§ **EXERCISE PROMPT**:
In the records that follow, show each line where the word "Configuration" is present.

§ **INFORMATION GIVEN**:
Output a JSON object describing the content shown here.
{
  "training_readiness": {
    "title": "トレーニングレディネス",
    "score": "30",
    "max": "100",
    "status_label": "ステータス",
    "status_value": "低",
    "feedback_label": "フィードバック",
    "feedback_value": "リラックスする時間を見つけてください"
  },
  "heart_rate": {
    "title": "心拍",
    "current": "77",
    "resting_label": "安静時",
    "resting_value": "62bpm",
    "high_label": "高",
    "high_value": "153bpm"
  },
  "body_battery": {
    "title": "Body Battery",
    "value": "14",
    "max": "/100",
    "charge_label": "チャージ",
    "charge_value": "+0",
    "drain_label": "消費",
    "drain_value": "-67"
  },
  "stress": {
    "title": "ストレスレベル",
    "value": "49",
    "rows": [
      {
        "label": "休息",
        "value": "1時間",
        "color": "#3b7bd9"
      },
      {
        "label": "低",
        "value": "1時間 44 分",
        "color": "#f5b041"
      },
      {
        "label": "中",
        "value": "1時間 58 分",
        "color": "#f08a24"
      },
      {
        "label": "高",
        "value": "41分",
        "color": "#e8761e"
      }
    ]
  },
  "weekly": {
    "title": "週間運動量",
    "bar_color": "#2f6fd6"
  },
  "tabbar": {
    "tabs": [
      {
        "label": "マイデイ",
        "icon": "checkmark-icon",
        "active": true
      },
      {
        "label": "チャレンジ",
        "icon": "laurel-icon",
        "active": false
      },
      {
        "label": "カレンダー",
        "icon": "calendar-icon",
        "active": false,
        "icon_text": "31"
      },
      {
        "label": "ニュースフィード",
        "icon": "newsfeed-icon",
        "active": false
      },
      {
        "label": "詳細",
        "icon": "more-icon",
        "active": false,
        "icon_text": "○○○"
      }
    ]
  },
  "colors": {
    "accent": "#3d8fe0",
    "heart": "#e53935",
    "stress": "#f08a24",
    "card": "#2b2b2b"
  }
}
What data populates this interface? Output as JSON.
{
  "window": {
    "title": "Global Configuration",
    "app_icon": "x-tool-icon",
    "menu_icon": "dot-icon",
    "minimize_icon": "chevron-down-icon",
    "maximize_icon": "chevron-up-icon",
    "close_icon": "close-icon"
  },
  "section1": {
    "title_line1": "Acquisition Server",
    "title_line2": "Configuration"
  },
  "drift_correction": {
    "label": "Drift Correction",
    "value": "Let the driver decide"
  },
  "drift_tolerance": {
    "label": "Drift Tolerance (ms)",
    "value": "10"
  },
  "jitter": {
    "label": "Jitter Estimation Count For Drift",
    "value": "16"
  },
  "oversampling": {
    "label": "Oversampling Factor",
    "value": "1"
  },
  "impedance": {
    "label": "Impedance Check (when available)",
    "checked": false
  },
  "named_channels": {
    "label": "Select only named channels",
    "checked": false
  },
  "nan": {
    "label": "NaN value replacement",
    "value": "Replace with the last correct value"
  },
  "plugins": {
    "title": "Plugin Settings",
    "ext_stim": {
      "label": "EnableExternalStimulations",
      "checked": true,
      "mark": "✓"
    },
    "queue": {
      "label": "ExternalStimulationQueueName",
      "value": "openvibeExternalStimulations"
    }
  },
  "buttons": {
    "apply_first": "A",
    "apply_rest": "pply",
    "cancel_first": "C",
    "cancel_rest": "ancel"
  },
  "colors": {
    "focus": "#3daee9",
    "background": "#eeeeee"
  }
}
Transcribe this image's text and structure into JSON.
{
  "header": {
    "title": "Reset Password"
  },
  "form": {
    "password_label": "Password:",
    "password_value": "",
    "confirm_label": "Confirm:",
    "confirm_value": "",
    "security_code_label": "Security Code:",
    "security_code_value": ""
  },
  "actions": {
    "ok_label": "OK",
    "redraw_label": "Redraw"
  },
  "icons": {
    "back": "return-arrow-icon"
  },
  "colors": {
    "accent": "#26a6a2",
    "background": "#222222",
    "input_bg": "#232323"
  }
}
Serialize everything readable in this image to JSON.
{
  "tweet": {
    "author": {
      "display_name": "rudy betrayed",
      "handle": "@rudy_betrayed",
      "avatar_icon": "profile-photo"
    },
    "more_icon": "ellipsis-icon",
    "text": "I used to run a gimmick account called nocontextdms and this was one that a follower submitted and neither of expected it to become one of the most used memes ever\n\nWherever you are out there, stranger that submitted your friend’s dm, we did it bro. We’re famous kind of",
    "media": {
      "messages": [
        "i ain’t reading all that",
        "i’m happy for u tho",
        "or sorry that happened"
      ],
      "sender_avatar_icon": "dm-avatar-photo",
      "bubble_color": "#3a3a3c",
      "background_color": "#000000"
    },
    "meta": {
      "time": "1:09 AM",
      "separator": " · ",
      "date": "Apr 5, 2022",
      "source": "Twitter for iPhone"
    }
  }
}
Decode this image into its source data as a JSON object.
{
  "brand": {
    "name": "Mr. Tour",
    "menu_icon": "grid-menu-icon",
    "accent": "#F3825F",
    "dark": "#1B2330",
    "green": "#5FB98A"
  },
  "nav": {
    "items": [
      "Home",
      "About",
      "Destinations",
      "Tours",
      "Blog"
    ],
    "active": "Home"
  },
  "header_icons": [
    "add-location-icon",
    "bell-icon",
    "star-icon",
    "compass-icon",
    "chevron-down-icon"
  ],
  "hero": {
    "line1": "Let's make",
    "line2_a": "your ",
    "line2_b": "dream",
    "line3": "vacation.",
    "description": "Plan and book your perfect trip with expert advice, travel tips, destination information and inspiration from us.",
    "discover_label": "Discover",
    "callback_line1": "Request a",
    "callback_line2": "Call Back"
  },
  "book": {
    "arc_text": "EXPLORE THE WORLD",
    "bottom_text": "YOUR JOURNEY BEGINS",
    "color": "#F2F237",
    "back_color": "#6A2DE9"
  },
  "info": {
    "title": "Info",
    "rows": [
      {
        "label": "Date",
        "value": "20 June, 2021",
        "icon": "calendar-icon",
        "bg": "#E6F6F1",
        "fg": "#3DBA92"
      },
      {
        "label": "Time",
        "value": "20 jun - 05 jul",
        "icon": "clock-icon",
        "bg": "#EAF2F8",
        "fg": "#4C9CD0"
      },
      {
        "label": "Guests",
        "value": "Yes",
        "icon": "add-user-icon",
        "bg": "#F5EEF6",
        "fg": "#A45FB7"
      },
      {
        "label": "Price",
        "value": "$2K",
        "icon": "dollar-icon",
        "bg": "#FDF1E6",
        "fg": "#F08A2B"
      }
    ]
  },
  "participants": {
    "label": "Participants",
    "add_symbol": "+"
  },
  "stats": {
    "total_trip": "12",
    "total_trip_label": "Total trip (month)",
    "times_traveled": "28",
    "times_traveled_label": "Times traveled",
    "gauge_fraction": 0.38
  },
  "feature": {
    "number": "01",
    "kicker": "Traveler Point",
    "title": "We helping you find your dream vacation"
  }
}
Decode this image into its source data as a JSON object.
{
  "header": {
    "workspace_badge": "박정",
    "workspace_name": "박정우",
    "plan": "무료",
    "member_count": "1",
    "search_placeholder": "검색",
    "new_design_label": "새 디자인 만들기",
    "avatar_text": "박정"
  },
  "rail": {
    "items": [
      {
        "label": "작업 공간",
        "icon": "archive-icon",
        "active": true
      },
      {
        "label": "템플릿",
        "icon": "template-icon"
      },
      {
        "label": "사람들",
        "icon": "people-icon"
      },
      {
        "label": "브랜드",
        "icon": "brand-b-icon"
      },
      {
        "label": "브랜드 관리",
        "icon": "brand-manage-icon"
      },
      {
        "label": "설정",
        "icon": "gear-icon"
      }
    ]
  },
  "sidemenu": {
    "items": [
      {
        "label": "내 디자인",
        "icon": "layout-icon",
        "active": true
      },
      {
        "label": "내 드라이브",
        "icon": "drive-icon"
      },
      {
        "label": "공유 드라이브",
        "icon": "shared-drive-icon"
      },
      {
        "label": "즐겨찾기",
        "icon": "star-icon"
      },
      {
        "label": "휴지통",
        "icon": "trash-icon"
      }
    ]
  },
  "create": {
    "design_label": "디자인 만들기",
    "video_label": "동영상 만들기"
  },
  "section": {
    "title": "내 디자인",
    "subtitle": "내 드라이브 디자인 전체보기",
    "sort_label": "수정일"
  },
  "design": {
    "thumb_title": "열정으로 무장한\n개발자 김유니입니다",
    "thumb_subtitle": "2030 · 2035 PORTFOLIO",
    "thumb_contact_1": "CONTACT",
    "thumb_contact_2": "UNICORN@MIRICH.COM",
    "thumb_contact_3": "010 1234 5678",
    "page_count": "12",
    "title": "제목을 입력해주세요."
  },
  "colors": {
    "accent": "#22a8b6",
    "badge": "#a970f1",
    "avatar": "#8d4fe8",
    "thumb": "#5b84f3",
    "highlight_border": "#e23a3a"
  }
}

§ **RESULT**:
    "title": "Global Configuration",
    "title_line2": "Configuration"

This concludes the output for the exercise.